▸ **INPUT DATA**
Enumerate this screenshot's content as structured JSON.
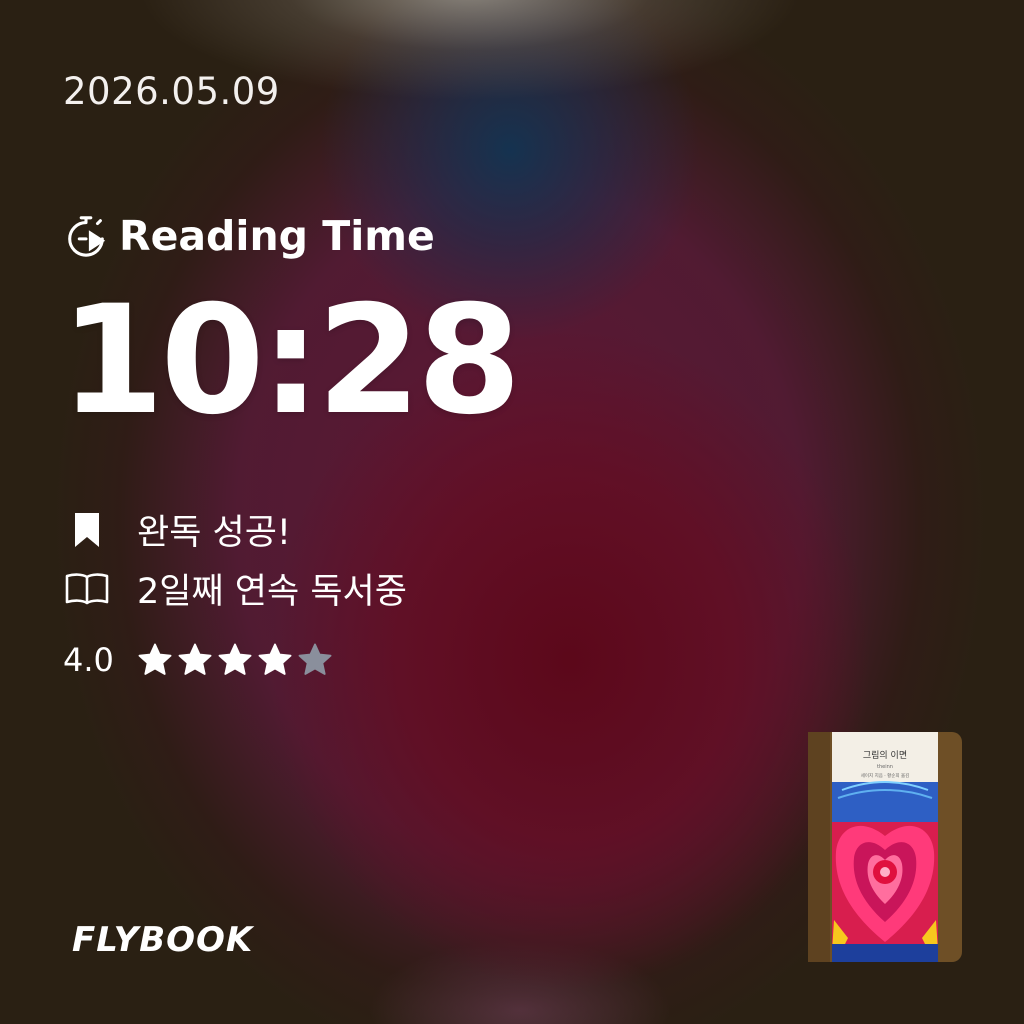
{
  "date": "2026.05.09",
  "reading_label": "Reading Time",
  "reading_time": "10:28",
  "status": {
    "completed": "완독 성공!",
    "streak": "2일째 연속 독서중"
  },
  "rating": {
    "value_label": "4.0",
    "value": 4.0,
    "max": 5,
    "filled_color": "#ffffff",
    "empty_color": "#8a8f9c"
  },
  "brand": "FLYBOOK",
  "book": {
    "cover_title": "그림의 이면",
    "cover_subtitle": "theinn",
    "cover_author": "세이지 지음 · 황순희 옮김"
  },
  "icons": {
    "timer": "stopwatch-play-icon",
    "completed": "bookmark-icon",
    "streak": "open-book-icon",
    "star": "star-icon"
  }
}
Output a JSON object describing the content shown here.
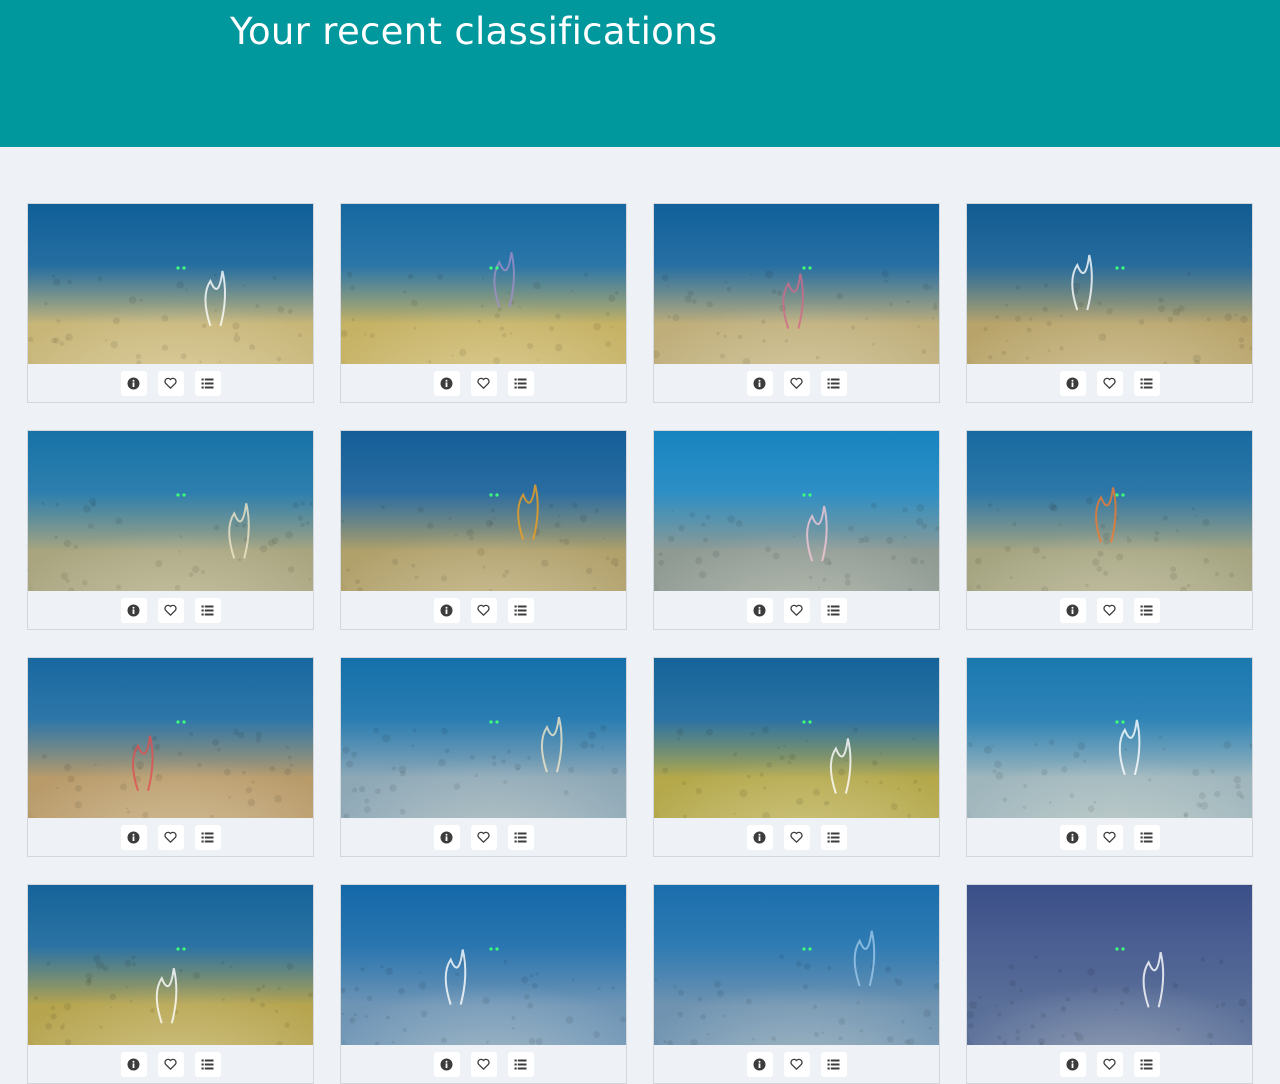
{
  "page": {
    "title": "Your recent classifications"
  },
  "colors": {
    "header_bg": "#00979d",
    "page_bg": "#eef1f5",
    "card_border": "#d3d7dc"
  },
  "card_actions": [
    {
      "name": "info-button",
      "icon": "info-icon"
    },
    {
      "name": "favorite-button",
      "icon": "heart-icon"
    },
    {
      "name": "collections-button",
      "icon": "list-icon"
    }
  ],
  "classifications": [
    {
      "scene": "seafloor-gorgonians-camera-housing",
      "tint": "#c8b678",
      "top": "#0f5f98",
      "accent": "#ffffff"
    },
    {
      "scene": "seafloor-yellow-coral-purple-fan",
      "tint": "#c6b264",
      "top": "#1568a0",
      "accent": "#a08fc8"
    },
    {
      "scene": "seafloor-lasers-sand",
      "tint": "#bfae7a",
      "top": "#10609a",
      "accent": "#d06a8a"
    },
    {
      "scene": "seafloor-white-fan-camera-housing",
      "tint": "#b8a46a",
      "top": "#115c92",
      "accent": "#ffffff"
    },
    {
      "scene": "seafloor-wire-coral-sand",
      "tint": "#a9a57f",
      "top": "#1772a6",
      "accent": "#f0e6c8"
    },
    {
      "scene": "seafloor-orange-fan-camera",
      "tint": "#b0a06a",
      "top": "#145e98",
      "accent": "#f0a020"
    },
    {
      "scene": "seafloor-rock-wall-lasers",
      "tint": "#8f9a93",
      "top": "#1784c0",
      "accent": "#f4c8d8"
    },
    {
      "scene": "seafloor-orange-gorgonian",
      "tint": "#a5a480",
      "top": "#176aa0",
      "accent": "#f07a30"
    },
    {
      "scene": "seafloor-rock-mound-red-sponges",
      "tint": "#b99b6a",
      "top": "#1868a0",
      "accent": "#e05050"
    },
    {
      "scene": "seafloor-blue-sandy-plain",
      "tint": "#8ea8b6",
      "top": "#1470aa",
      "accent": "#f0e6c8"
    },
    {
      "scene": "seafloor-spiral-whips-yellow-coral",
      "tint": "#b4a84a",
      "top": "#15649a",
      "accent": "#ffffff"
    },
    {
      "scene": "seafloor-sand-marker-spiral",
      "tint": "#9fb6bc",
      "top": "#1a78b0",
      "accent": "#ffffff"
    },
    {
      "scene": "seafloor-spiral-whips",
      "tint": "#b6a44e",
      "top": "#15649a",
      "accent": "#ffffff"
    },
    {
      "scene": "seafloor-white-whip",
      "tint": "#6f95b5",
      "top": "#1468a8",
      "accent": "#ffffff"
    },
    {
      "scene": "seafloor-bright-rocks",
      "tint": "#6f93b0",
      "top": "#1a6eac",
      "accent": "#9ec8e8"
    },
    {
      "scene": "seafloor-dark-spiral",
      "tint": "#5a6f98",
      "top": "#3a4f88",
      "accent": "#ffffff"
    }
  ]
}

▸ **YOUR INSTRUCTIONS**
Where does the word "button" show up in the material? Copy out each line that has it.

▸ **ANSWER FOR THE TASK**
      "name": "info-button",
      "name": "favorite-button",
      "name": "collections-button",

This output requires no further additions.